Image featuring icons related to retinal vein occlusion

Understanding retinal vein occlusion

Published 28 August 2019 

Retinal vein occlusion (RVO) is a blockage of the blood supply to the retina, a part of the eye that sends information to the brain enabling sight. RVO can lead to severe and sudden vision loss.1

There are two types of RVO:1

  • Central RVO (CRVO) occurs when the eye’s central retinal vein becomes blocked
  • Branch RVO (BRVO) occurs when one of the four smaller ‘branches’ of the main, central retinal vein becomes blocked

An RVO blocks the blood supply to the retina, ‘starving’ the retina of oxygen so it is unable to send visual information to the brain. This blockage prevents blood draining from the retina, which leads to haemorrhages and fluid leakage, causing swelling.1,2

Global burden

An estimated 16.4 million adults are affected by RVO globally:

Image of world depicting burden of CRVO

2.5 million by CRVO

Image world depicting burden of BRVO

13.9 million by BRVO

RVO is the second most common cause of vision loss due to retinal vascular diseases – diseases that affect the blood vessels in the eye.3

Risk factors3

Image of a middle aged person at the forefront with old and young behind

people aged 50 or older

Hypertension image

high blood pressure

Arteriosclerosis image

hardening of the arteries

Drop of blood image

All types of diabetes
caused by a lack of insulin (type 1), an insufficient response to insulin (type 2), or pregnancy (gestational)

Cloudy eye image

optic nerve damage due to fluid build-up in the eye

Signs and symptoms2

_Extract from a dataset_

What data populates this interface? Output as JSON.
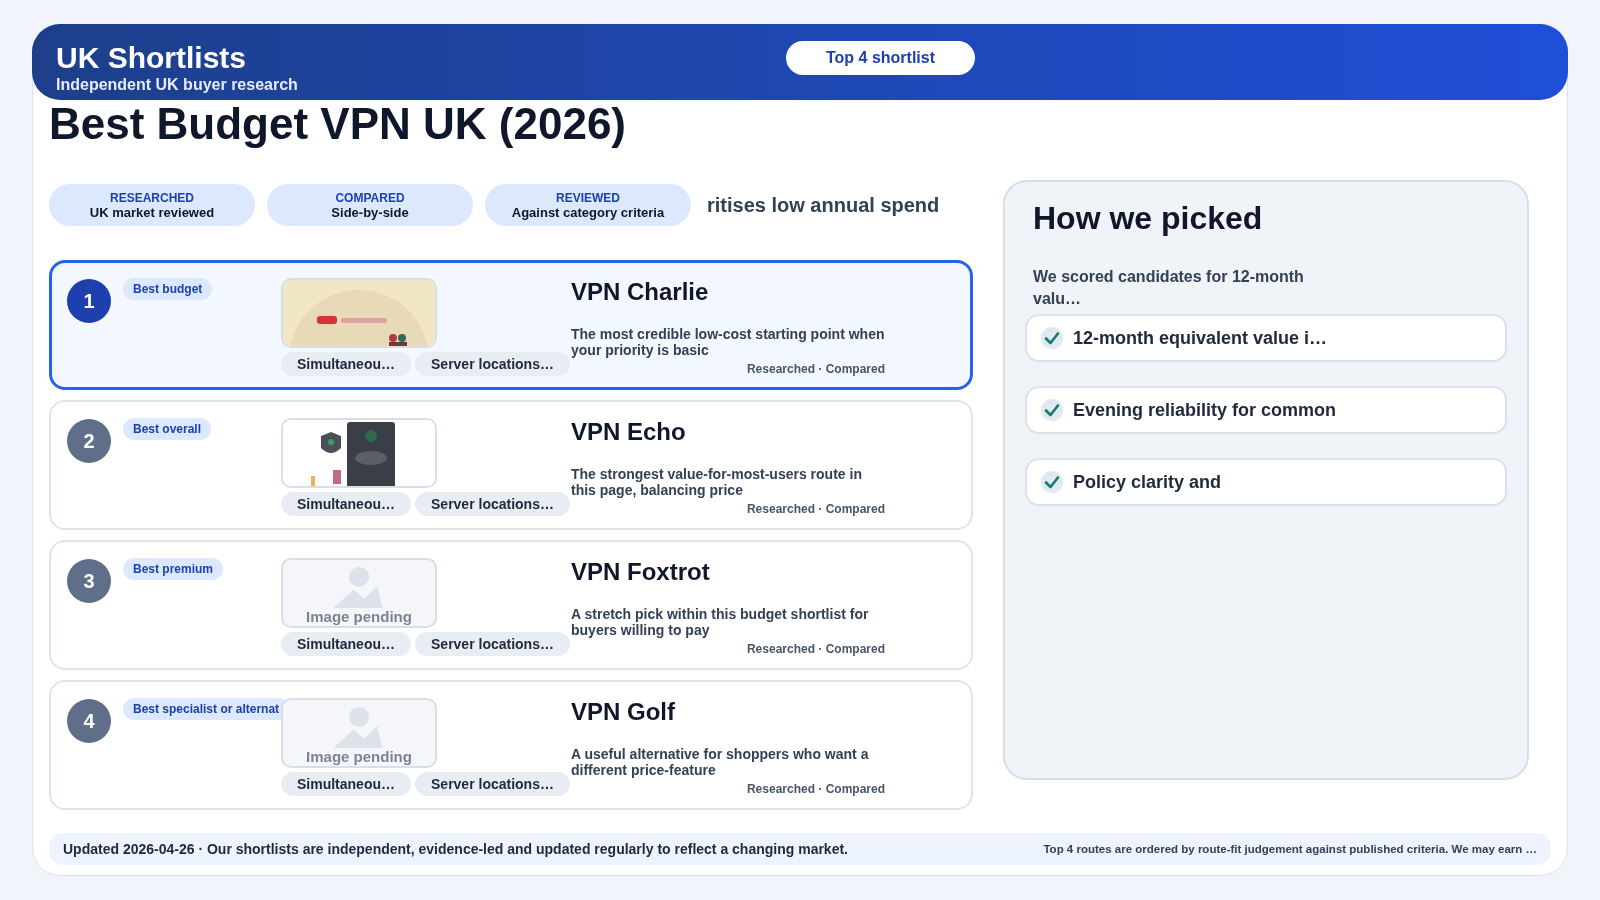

Image of blurred vision depicted over an eye

Sudden painless blurring or vision loss in part of or all of one eye

Image of central vision loss depicted over an eye

Temporary loss of central vision

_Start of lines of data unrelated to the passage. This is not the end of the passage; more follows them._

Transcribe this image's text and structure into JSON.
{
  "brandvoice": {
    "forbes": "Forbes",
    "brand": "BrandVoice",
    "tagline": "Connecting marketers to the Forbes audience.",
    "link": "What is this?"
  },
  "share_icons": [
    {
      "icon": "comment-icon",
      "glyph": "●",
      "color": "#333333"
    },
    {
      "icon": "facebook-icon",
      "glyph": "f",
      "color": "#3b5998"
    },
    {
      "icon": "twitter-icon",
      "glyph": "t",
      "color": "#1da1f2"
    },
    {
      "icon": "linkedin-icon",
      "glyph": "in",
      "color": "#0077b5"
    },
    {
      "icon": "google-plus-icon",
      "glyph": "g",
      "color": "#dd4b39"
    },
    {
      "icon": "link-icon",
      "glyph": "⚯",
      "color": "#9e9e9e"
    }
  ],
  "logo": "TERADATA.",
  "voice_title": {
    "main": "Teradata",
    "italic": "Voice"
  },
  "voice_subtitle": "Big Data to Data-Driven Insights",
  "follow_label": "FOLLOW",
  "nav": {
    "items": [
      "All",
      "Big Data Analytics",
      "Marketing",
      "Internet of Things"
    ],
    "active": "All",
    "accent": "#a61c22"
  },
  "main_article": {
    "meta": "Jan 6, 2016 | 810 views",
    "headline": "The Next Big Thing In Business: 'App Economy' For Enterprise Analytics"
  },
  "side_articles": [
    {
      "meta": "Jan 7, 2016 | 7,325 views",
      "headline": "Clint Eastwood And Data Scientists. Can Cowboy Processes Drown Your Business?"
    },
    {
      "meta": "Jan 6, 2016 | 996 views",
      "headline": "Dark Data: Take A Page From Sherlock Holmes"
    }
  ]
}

Image of central and peripheral visual disturbances depicted over an eye

Central and peripheral visual disturbances

Blind spots depicted over an eye

Patches of vision loss, appearing as ‘floating’ small black dots or lines

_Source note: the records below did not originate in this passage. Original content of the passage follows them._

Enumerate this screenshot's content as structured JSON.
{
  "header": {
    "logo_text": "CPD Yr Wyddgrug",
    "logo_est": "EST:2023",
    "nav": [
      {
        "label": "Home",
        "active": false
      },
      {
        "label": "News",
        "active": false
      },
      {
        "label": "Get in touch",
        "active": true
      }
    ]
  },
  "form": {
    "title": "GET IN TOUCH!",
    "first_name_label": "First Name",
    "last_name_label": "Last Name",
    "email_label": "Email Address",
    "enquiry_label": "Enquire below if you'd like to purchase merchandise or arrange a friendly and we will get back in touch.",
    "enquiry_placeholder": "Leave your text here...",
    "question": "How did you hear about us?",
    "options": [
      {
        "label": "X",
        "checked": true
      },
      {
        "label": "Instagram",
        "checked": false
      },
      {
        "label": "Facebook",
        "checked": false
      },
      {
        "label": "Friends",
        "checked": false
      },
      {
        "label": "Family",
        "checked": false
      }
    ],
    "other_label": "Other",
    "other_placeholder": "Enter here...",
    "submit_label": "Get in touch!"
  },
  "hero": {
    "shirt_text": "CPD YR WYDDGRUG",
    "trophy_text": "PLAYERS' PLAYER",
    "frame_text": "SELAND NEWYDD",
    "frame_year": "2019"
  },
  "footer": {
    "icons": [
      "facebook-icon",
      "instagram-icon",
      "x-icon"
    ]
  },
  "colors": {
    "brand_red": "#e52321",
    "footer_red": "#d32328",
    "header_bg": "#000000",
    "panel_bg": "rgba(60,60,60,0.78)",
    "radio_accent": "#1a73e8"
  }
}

Impact of retinal vein occlusion


Impaired vision can impact:4

  • The ability to carry out everyday tasks
  • The ability to work
  • The ability to lead an active social life
  • Quality of life, with increased social isolation, depression and anxiety disorders

Annual eye test


Getting an annual eye test is the best way to detect any changes in vision. A dilated retinal examination will help to diagnose any retinal diseases. If you’d like more information on RVO or other retinal diseases, talk to your optician or visit


  1. National Eye Institute. Central Retinal Vein Occlusion. [Internet; cited May 2019]. Available from:
  2. Macular Society. Retinal vein occlusion. [Internet; cited May 2019]. Available from:
  3. Laouri M, Chen E, Looman M, Gallagher M. The burden of disease of retinal vein occlusion: review of the literature. Eye. 2011; 25:981-8.
  4. Park SJ, Ahn S, Woo SJ, et al. Extent of Exacerbation of Chronic Health Conditions by Visual Impairment in Terms of Health-Related Quality of Life. JAMA Ophthalmol. 2015; 133:1267-1275.

Tags: Science, Ophthalmology